_Work instructions_
Restate all of the data below word for word.
|---|
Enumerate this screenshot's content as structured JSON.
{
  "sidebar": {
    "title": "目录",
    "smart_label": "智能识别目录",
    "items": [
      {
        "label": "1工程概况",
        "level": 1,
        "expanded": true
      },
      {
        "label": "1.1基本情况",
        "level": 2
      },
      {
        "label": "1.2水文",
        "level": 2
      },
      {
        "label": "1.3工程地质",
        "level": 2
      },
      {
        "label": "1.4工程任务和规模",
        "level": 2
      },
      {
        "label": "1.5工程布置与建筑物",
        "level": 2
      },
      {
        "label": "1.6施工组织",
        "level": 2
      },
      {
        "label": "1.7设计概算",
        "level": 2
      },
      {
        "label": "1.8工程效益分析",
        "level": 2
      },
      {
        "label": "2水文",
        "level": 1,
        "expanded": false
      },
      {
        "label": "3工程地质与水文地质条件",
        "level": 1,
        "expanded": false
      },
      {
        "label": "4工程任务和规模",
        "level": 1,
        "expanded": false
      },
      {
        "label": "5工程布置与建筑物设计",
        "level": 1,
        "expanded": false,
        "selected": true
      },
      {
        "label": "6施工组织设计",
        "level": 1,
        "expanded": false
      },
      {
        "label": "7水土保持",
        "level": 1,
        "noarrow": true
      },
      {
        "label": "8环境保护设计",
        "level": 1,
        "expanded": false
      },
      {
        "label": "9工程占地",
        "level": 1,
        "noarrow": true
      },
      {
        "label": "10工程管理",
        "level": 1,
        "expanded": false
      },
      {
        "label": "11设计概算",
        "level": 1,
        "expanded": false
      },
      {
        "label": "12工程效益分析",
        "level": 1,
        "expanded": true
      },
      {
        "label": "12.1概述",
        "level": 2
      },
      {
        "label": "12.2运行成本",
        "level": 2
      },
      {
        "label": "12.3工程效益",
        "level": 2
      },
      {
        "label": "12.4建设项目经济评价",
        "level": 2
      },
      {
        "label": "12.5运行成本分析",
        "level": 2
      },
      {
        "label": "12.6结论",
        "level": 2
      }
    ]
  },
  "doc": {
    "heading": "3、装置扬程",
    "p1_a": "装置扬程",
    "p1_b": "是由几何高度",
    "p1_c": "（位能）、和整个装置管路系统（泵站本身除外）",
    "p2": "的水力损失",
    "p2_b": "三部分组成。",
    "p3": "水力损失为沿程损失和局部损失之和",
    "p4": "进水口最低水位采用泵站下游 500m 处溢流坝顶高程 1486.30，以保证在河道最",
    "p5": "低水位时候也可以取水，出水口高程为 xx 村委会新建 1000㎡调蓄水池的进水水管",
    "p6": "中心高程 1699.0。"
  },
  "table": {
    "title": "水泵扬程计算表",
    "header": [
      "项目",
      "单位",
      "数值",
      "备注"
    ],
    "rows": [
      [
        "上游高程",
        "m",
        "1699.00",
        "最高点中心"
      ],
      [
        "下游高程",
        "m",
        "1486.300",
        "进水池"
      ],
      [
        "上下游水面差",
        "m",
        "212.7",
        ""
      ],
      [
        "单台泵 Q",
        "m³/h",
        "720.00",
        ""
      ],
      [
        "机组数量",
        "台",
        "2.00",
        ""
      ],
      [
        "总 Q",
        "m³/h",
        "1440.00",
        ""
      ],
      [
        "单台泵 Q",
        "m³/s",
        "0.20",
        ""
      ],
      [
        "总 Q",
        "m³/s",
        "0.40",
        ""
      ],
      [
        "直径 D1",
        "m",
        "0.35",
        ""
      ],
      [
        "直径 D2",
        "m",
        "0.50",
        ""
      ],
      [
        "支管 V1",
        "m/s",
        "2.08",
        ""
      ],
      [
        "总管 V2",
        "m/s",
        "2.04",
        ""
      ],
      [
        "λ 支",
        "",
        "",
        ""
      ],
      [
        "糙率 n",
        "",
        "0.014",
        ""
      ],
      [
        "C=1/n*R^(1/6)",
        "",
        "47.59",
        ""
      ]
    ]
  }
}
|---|
_Solution for this problem_
Enumerate this screenshot's content as structured JSON.
{
  "sidebar": {
    "title": "目录",
    "smart_label": "智能识别目录",
    "items": [
      {
        "label": "1工程概况",
        "level": 1,
        "expanded": true
      },
      {
        "label": "1.1基本情况",
        "level": 2
      },
      {
        "label": "1.2水文",
        "level": 2
      },
      {
        "label": "1.3工程地质",
        "level": 2
      },
      {
        "label": "1.4工程任务和规模",
        "level": 2
      },
      {
        "label": "1.5工程布置与建筑物",
        "level": 2
      },
      {
        "label": "1.6施工组织",
        "level": 2
      },
      {
        "label": "1.7设计概算",
        "level": 2
      },
      {
        "label": "1.8工程效益分析",
        "level": 2
      },
      {
        "label": "2水文",
        "level": 1,
        "expanded": false
      },
      {
        "label": "3工程地质与水文地质条件",
        "level": 1,
        "expanded": false
      },
      {
        "label": "4工程任务和规模",
        "level": 1,
        "expanded": false
      },
      {
        "label": "5工程布置与建筑物设计",
        "level": 1,
        "expanded": false,
        "selected": true
      },
      {
        "label": "6施工组织设计",
        "level": 1,
        "expanded": false
      },
      {
        "label": "7水土保持",
        "level": 1,
        "noarrow": true
      },
      {
        "label": "8环境保护设计",
        "level": 1,
        "expanded": false
      },
      {
        "label": "9工程占地",
        "level": 1,
        "noarrow": true
      },
      {
        "label": "10工程管理",
        "level": 1,
        "expanded": false
      },
      {
        "label": "11设计概算",
        "level": 1,
        "expanded": false
      },
      {
        "label": "12工程效益分析",
        "level": 1,
        "expanded": true
      },
      {
        "label": "12.1概述",
        "level": 2
      },
      {
        "label": "12.2运行成本",
        "level": 2
      },
      {
        "label": "12.3工程效益",
        "level": 2
      },
      {
        "label": "12.4建设项目经济评价",
        "level": 2
      },
      {
        "label": "12.5运行成本分析",
        "level": 2
      },
      {
        "label": "12.6结论",
        "level": 2
      }
    ]
  },
  "doc": {
    "heading": "3、装置扬程",
    "p1_a": "装置扬程",
    "p1_b": "是由几何高度",
    "p1_c": "（位能）、和整个装置管路系统（泵站本身除外）",
    "p2": "的水力损失",
    "p2_b": "三部分组成。",
    "p3": "水力损失为沿程损失和局部损失之和",
    "p4": "进水口最低水位采用泵站下游 500m 处溢流坝顶高程 1486.30，以保证在河道最",
    "p5": "低水位时候也可以取水，出水口高程为 xx 村委会新建 1000㎡调蓄水池的进水水管",
    "p6": "中心高程 1699.0。"
  },
  "table": {
    "title": "水泵扬程计算表",
    "header": [
      "项目",
      "单位",
      "数值",
      "备注"
    ],
    "rows": [
      [
        "上游高程",
        "m",
        "1699.00",
        "最高点中心"
      ],
      [
        "下游高程",
        "m",
        "1486.300",
        "进水池"
      ],
      [
        "上下游水面差",
        "m",
        "212.7",
        ""
      ],
      [
        "单台泵 Q",
        "m³/h",
        "720.00",
        ""
      ],
      [
        "机组数量",
        "台",
        "2.00",
        ""
      ],
      [
        "总 Q",
        "m³/h",
        "1440.00",
        ""
      ],
      [
        "单台泵 Q",
        "m³/s",
        "0.20",
        ""
      ],
      [
        "总 Q",
        "m³/s",
        "0.40",
        ""
      ],
      [
        "直径 D1",
        "m",
        "0.35",
        ""
      ],
      [
        "直径 D2",
        "m",
        "0.50",
        ""
      ],
      [
        "支管 V1",
        "m/s",
        "2.08",
        ""
      ],
      [
        "总管 V2",
        "m/s",
        "2.04",
        ""
      ],
      [
        "λ 支",
        "",
        "",
        ""
      ],
      [
        "糙率 n",
        "",
        "0.014",
        ""
      ],
      [
        "C=1/n*R^(1/6)",
        "",
        "47.59",
        ""
      ]
    ]
  }
}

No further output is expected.